Knowledge Management has been a hot topic for awhile, especially in the Government and in light of open data and data driven metrics for decision making. This all sounds great, but more than once, I have been asked to translate all this jargony speak into human speak. What is knowledge management and what does it look like?

Instead of giving you definitions, I want to walk you through the knowledge management process, from the perspective of a normal organization. But before we start, think to yourself, "What is the purpose of knowledge management? Keep that answer in mind as we walk through.

Step 1: Generate

Companies generate (create, locate, improve) data, through meetings, calls, evaluations, reports, trips, surveys, twitter posts, conferences, pretty much everything they do.

Step 2: Capture

Some of that data is captured as information sometimes formally in reports, documents, and databases, other times informally in email inboxes, community of practice discussions, notes, and in memories of conversations in the hallway.

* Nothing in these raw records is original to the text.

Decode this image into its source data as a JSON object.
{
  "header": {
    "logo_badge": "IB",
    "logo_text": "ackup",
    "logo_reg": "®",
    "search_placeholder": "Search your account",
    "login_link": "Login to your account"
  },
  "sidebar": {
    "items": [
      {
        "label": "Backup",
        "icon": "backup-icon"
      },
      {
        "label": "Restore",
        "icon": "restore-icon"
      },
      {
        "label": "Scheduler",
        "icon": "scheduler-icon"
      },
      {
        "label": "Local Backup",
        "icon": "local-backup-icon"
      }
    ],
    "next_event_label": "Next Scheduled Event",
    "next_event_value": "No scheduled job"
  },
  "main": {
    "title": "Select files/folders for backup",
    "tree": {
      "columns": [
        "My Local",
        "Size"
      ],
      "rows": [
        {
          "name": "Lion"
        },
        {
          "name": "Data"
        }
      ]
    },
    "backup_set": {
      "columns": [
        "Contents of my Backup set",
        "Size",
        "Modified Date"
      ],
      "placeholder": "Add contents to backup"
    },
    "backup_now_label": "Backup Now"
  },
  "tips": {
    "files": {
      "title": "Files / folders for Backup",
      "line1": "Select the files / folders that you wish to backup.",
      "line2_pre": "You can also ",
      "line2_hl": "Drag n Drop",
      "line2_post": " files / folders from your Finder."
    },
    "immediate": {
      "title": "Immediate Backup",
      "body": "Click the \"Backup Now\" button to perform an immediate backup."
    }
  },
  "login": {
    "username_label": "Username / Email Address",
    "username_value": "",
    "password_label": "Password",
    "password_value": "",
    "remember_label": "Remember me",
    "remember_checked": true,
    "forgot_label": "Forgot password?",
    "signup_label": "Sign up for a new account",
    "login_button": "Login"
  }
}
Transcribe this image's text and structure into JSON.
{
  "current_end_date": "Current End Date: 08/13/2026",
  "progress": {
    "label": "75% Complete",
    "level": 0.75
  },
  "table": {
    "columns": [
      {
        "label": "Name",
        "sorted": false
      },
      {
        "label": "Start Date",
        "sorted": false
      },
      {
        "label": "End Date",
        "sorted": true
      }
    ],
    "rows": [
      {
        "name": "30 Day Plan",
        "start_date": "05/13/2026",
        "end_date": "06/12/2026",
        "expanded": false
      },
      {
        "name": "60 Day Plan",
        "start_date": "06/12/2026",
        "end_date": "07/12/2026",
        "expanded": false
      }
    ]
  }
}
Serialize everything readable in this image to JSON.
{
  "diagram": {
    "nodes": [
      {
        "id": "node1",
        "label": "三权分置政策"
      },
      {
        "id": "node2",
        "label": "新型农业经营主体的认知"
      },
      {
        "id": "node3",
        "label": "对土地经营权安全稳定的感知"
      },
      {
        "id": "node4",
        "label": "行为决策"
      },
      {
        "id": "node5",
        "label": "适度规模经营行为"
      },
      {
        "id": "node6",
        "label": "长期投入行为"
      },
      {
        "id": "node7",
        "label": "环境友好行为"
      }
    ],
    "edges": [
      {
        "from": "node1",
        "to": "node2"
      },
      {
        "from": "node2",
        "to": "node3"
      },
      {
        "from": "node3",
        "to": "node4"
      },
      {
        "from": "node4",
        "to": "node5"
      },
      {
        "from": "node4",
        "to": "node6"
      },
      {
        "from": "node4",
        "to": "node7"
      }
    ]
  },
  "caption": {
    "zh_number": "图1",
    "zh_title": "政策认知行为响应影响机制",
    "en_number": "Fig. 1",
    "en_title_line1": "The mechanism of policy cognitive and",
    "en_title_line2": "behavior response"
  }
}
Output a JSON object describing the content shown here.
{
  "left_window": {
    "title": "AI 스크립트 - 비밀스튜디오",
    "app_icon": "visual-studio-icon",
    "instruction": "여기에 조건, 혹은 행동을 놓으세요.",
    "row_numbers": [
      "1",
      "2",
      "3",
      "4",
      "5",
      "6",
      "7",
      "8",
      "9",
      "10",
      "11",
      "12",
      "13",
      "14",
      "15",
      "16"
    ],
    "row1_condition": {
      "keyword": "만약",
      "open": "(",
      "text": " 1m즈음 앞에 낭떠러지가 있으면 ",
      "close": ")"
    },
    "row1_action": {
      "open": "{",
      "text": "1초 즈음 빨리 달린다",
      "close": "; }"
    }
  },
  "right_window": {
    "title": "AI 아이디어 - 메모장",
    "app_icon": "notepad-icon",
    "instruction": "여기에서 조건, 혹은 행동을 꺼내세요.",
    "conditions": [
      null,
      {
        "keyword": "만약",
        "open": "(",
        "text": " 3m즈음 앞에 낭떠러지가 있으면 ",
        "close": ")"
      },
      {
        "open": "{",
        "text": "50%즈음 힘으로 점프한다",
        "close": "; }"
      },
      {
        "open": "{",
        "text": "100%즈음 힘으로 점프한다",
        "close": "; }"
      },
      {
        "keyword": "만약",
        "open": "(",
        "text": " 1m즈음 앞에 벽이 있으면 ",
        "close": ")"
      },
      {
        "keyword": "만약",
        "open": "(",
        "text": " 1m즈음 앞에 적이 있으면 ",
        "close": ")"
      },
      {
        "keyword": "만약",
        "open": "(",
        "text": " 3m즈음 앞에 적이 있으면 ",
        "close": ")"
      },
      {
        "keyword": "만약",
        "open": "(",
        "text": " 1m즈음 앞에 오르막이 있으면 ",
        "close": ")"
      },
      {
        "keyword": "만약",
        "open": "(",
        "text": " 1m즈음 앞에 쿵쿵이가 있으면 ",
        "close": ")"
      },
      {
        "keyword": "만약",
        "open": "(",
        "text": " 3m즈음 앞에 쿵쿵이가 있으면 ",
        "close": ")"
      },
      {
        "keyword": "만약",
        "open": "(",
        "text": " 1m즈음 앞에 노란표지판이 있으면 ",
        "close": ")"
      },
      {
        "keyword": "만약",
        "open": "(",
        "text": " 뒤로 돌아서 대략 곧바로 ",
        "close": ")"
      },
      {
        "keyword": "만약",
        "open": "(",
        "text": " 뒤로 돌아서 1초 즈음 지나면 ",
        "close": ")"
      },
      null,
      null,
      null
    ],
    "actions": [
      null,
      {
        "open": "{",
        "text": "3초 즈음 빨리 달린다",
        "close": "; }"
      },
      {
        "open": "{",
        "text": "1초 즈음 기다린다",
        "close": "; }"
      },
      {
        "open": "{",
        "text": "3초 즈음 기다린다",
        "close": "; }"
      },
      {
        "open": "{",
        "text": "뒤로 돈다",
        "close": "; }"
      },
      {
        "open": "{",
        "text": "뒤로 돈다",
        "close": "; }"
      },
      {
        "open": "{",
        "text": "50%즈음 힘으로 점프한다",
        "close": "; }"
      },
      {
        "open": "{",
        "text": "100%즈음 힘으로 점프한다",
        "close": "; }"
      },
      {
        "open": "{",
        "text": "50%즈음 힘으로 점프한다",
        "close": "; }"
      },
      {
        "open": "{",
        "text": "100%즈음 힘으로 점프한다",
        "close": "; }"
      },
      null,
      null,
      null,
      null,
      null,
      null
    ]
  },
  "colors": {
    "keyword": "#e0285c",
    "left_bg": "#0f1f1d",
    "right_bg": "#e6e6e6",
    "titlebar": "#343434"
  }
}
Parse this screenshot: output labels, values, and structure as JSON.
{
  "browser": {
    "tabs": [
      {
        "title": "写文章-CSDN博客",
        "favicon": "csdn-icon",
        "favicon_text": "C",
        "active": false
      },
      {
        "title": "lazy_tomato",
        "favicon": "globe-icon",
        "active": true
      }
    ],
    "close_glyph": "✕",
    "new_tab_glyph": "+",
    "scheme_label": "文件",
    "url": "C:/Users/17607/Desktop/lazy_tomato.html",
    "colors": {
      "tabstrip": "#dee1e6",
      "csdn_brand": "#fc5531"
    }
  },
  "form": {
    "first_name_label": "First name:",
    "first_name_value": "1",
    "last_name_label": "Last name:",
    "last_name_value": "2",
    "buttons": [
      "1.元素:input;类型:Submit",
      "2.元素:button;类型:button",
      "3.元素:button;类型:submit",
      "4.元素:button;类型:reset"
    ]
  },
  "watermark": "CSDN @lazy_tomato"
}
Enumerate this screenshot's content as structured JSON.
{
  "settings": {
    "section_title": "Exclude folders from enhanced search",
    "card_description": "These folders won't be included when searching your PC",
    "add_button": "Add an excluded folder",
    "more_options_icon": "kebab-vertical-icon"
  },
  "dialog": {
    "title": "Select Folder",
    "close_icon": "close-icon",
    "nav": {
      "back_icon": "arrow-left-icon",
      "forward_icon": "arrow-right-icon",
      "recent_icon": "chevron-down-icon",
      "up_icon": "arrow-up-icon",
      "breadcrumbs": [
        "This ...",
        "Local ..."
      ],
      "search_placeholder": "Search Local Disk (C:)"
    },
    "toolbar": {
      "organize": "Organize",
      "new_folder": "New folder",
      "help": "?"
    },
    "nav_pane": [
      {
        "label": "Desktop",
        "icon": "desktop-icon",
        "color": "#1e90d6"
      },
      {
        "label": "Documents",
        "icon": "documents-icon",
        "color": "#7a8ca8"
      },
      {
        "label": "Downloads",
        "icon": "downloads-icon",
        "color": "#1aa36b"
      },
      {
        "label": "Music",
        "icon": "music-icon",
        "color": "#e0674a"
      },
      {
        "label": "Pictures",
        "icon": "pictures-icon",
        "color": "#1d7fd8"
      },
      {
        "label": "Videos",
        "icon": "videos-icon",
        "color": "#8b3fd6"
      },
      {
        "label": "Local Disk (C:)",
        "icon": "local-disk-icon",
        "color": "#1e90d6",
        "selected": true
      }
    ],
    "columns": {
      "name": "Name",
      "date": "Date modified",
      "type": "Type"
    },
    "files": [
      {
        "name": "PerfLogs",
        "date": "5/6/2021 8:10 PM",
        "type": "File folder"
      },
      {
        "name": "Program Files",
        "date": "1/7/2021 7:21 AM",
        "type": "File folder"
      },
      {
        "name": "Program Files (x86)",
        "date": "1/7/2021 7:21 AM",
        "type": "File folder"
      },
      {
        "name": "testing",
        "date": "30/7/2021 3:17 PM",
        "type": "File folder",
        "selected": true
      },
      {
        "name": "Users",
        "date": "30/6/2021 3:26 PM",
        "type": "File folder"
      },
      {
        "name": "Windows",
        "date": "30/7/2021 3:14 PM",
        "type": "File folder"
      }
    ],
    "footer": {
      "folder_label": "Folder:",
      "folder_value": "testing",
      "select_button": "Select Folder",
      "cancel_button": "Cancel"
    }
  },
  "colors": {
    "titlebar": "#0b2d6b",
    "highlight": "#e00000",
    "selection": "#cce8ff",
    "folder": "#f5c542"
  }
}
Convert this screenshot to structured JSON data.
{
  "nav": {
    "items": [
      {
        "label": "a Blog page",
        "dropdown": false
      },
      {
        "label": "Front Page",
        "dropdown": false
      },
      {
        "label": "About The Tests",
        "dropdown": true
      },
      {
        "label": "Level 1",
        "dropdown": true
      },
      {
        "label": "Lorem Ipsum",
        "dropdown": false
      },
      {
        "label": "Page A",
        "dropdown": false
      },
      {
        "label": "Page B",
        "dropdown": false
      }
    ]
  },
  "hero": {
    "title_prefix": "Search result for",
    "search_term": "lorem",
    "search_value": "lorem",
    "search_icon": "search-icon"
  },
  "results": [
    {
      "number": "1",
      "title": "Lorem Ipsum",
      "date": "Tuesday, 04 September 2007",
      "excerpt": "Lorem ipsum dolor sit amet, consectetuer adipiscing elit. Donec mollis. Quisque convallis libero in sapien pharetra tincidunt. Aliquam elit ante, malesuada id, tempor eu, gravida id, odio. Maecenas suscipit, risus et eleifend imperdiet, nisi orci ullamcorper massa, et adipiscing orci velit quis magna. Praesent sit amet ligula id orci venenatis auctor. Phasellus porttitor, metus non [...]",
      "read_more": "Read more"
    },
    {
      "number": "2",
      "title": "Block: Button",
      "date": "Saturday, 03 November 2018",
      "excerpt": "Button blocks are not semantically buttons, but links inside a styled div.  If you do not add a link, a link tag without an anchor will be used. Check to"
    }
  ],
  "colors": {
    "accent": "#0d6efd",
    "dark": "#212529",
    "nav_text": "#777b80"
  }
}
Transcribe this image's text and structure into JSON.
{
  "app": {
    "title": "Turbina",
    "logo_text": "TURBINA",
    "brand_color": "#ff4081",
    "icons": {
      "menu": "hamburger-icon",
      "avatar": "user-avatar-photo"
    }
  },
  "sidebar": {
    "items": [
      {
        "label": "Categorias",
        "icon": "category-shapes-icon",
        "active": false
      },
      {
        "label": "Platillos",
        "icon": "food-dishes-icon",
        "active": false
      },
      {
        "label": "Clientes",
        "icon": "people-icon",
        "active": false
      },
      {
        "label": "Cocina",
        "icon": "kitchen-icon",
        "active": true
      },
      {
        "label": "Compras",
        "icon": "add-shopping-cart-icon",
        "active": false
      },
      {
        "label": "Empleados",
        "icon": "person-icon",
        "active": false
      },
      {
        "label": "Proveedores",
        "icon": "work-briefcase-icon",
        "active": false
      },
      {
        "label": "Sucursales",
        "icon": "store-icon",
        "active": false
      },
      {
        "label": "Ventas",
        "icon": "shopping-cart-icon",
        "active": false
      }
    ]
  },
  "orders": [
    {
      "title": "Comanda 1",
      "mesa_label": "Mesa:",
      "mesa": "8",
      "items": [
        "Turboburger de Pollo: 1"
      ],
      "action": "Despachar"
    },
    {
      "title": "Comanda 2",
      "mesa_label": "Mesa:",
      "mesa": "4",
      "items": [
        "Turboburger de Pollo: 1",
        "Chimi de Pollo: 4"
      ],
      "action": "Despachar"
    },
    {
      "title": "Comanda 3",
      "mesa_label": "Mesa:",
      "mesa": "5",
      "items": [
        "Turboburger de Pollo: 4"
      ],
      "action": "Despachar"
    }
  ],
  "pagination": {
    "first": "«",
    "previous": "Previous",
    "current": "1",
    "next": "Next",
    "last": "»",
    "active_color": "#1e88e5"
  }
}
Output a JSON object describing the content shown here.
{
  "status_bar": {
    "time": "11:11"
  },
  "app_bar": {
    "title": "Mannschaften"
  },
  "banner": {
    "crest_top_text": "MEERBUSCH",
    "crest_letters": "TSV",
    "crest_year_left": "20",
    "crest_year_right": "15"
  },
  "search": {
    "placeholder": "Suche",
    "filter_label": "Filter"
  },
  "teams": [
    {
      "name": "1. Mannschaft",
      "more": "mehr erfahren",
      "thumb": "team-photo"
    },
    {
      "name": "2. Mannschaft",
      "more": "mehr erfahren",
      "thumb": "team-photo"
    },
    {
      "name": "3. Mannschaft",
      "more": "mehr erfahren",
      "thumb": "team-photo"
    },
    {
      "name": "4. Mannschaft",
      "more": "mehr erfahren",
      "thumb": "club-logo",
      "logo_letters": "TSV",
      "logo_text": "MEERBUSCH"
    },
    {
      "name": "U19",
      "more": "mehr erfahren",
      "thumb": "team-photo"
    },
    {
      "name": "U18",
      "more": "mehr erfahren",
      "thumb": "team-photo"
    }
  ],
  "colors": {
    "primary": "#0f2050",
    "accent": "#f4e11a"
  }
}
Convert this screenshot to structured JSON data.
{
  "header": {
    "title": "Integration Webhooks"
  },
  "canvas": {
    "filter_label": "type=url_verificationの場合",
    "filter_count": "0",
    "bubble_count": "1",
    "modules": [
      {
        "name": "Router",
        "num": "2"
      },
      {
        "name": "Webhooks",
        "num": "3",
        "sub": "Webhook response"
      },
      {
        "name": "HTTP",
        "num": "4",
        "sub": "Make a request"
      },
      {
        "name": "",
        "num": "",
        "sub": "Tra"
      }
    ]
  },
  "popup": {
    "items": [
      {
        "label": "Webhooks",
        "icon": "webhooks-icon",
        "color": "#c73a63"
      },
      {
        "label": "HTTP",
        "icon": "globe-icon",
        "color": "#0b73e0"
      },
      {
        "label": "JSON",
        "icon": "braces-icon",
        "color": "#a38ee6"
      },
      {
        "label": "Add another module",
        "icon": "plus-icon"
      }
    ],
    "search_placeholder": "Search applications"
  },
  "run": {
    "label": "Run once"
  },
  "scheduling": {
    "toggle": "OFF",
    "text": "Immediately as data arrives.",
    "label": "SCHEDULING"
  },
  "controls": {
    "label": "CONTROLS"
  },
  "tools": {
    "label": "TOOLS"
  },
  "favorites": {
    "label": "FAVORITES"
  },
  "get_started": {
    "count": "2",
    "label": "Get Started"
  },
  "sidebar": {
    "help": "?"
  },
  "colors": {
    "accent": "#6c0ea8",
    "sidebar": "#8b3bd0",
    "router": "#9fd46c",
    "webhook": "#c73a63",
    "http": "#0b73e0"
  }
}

Step 3: Archive

Official information is archived, such as categorized in libraries, filing systems, and databases.

Step 4: Find and Step 5: Inform

However, to turn that information to knowledge, the information first has to be FOUND and second, it has to be used to INFORM new decisions.

Much of the time, to make the information useful to inform new decisions outside the original context, someone has to perform an analysis. This analysis step is only possible if the data and information are available through the previous steps. 

Companies can do a lot to make this analysis easier and more accessible through structuring and formatting their KM systems (such as through dashboards, mapping, and visualizations) using open data standards. 


Knowledge management is about creating systems to allow the generation, capture and archival of data and information, so that it can be efficiently found and used to inform.

The more people unconnected directly to the person who generated the information who can find and use it to inform their decisions, the healthier the system.